March 18, 2015
Signs That You’re In Dire Need of A CMMS
It is that time of year again - spring is in the air, and with it, the obligatory spring cleaning. If you are a reliability professional and work in facilities or maintenance management, now is a perfect time to take a good, hard look at your maintenance process and ask yourself: is this as good as it gets? If you do not employ the use of a computerized maintenance management system, I can answer for you: not a chance. If you are not using a computerized maintenance management system (CMMS) to help manage your preventative maintenance plan, odds are you have noticed that your system has a bunch of kinks in it. Below, I list a few signs that you are in dire need of maintenance software.
Where Did I leave Those Keys (and Other Parts)?
When a machine breaks down and you are scrambling around for spare parts, you know (as does the CEO), that every minute can potentially cost you thousands of dollars. Having the location of spare parts written down on a piece of paper - or worse, in the back of your mind - is not doing anyone any favors. What happens if you lose that paper? How do you sort handwritten text or search it to easily find things? What if an employee is looking through the sheets? Can they even read that sloppy handwriting of yours?

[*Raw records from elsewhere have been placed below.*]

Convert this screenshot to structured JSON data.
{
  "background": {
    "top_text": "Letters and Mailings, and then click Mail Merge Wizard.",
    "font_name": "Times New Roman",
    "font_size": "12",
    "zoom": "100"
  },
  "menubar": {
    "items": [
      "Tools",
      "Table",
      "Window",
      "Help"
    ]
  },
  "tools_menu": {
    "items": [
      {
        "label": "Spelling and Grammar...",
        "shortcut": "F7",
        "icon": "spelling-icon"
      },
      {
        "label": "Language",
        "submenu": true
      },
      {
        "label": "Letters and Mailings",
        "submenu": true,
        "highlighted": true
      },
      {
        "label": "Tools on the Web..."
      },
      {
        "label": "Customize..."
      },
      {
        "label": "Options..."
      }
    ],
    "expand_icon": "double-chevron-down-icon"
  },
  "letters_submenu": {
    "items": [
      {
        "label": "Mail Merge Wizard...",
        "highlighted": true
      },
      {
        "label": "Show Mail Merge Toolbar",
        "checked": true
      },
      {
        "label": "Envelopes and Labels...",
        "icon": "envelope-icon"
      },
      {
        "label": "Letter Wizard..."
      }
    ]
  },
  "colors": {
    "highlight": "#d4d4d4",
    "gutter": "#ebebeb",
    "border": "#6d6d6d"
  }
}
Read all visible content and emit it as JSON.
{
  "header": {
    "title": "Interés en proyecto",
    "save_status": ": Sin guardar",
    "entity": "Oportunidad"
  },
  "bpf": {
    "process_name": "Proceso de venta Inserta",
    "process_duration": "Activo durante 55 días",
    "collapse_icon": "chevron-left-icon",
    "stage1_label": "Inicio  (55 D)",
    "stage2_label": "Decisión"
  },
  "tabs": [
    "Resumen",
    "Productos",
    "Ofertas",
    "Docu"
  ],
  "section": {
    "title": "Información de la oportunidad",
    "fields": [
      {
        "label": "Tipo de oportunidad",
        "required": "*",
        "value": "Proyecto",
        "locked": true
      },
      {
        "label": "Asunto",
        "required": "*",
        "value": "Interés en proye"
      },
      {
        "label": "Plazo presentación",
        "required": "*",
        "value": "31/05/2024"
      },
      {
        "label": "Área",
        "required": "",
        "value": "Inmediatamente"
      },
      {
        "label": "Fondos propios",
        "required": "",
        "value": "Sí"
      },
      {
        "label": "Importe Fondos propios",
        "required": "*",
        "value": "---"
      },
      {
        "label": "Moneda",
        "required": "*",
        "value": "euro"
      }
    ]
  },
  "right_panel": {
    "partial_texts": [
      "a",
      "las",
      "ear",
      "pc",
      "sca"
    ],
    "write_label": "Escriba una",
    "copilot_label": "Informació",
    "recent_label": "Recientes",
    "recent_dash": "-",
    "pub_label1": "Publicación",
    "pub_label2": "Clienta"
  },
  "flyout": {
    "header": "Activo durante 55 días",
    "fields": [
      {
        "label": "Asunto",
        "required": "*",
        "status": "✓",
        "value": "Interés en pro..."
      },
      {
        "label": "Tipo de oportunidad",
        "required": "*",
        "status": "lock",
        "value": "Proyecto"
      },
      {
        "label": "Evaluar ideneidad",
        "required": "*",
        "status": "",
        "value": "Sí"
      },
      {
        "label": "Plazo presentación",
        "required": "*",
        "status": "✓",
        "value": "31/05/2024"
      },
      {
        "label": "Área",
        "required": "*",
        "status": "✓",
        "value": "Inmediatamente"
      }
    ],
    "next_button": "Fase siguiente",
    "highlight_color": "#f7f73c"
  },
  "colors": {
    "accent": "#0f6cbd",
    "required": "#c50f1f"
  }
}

If you are still writing down the location of spare parts, this is a definite sign that you need to join the modern era and get yourself a CMMS.
Who You Gonna Call? No, Not Ghostbusters
Again, anytime a machine needs to be repaired or replaced, the clock is ticking. Having to locate a vendor or manufacturer number (and your warranty information) is just as bad as not being able to locate spare parts. A maintenance management system is great at storing this type of information, alongside other important documents, such as owner or operator manuals and other equipment information.
You Never Told Me To Fix That Machine!
One big benefit of utilizing a CMMS is the ability to issue and track work orders. This is important for so many reasons. For starters, it allows you to follow up on machine repairs and routine preventative maintenance schedules to ensure that the work was finished. Maintenance software also has reporting features, so you can pull up data for budgeting man-power and expenses, as well as predict what you will need in the future. With this type of information, you can identify any "lags" in work being performed, and streamline your employee schedules to make sure no one is standing around twiddling their thumbs on the corporate dime. Additionally, this tracking is essential for warranty, regulation, and compliancy issues. For example, if a particular piece of equipment breaks down, odds are the manufacturer will want to see proof that you were performing proper maintenance on the machine before they will authorize a complete replacement. If you do not have proof, or if your employees were not performing timely maintenance (and you were unaware because you did not have a good tracking system), they may well reject your claim and accuse you of violating the warranty. A costly prospect for sure.